Photo: David Cooper
NIAGARA-ON-THE-LAKE, ONT. — There’s no denying that the Shaw Festival’s world premiere production of Michel Marc Bouchard’s The Divine: A Play For Sarah Bernhardt makes for exciting theatre.
It provides another stunning example of the strength of the festival’s celebrated acting company. And it offers a further vindication of artistic director Jackie Maxwell’s commitment to find new ways of bringing contemporary dramatists into the festival tent while also continuing to serve the festival’s central mandate of exploring the world of George Bernard Shaw and his contemporaries.
But while it’s possible to urge anyone who cares about quality theatre to seek out this piece, one also feels obliged to add a caveat of sorts. There is more than one play here struggling to emerge. (Continue reading » )
Photo: Andre R. Gagne
God created Adam and Eve, and on the seventh day he sat back and wondered, “But why haven’t they figured out how to procreate yet?” 9th Hour Theatre Company presents Arthur Miller’s The Creation of the World and Other Business, a story loosely based on the story of Genesis. In this production, director Jonathan Harris sets the story in a clown circus which shifts the story from parable to parody.
The script is far from what one might associate with Miller. Here, Miller does not present his audience with realism, and the story itself does not unfold in a realistic stage-world. Instead, The Creation of the World and Other Business presents an intangible setting (in this case, it is Earth during Creation) where he can examine the nebulous world of morality from a distance. The play presents other-worldly characters struggling with the first-ever moral dilemmas experienced by humankind. God and Lucifer enter many repartees concerning the balance of good and evil, God’s own vanity, and justice. (Continue reading » )
Photo: Steve Martin
Something to remember: writing, producing, directing and acting in a play mounted in your own theatre is probably not a good idea. Case in point: I’m Not Jewish But My Mother Is! written, produced and so on by Steve Martin on his own stage. Trite, repetitive and clichéd with a predictably gooey centre, the comedy is a prime example of how being overly involved in something blinds you to its faults.
Not that Martin hasn’t shown talent in many things theatrical. As owner of The Gladstone, he’s produced some excellent shows. As a director, he did a bang-up job in 2009 with David McGillivray and Walter Zerlin, Jr.’s howlingly funny The Farndale Avenue Housing Estate Townswomen’s Guild Dramatic Society’s Production of A Christmas Carol. As an actor, he was first-rate, several years ago, in Stephen Mallatratt’s The Woman in Black at Ottawa Little Theatre, and has since held his own in Glengarry Glen Ross, Noises Off and other shows at The Gladstone.

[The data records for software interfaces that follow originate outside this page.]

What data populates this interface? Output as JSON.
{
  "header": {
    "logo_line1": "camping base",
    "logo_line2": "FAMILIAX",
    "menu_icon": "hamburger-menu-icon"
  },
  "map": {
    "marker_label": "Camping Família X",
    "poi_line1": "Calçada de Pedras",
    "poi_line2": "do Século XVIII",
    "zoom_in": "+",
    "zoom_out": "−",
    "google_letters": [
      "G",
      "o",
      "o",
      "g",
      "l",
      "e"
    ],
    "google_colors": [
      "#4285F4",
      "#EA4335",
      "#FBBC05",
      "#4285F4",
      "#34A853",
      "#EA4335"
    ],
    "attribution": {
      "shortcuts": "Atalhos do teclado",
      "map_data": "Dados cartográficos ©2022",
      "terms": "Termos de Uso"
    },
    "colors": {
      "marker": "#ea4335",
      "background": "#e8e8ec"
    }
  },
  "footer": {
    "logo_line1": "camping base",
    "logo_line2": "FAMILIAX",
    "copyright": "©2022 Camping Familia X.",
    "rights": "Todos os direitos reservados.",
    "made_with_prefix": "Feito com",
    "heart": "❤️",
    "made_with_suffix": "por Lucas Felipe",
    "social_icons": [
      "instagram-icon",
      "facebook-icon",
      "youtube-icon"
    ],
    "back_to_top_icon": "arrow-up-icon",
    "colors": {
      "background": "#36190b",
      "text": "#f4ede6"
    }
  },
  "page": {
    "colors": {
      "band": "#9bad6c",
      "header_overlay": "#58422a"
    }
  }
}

But in those cases, he was wearing just one or two hats. With I’m Not Jewish …, he’s wearing them all so there’s no place for anyone with a dissenting view of Martin’s writing or staging decisions, no room for someone to suggest richer character development, no one to notice that maybe all that dancing (and Martin, a professional ballroom dancer, is undeniably fleet of foot) is overkill.
The play’s storyline is simple enough: successful bachelor lawyer Christopher Bloomfeld (Martin) has a stereotypical Jewish mother Rose Bloomfeld (Barbara Seabright-Moore) whose mouth pops into gear before her brain is fully engaged; lawyer also has a curvaceous girlfriend Felix (Bekah Fay) who arrives at his apartment while mouthy mother is visiting unannounced; sparks fly – though maybe not in the way you’d expect; heart-to-heart resolves all. (Continue reading » )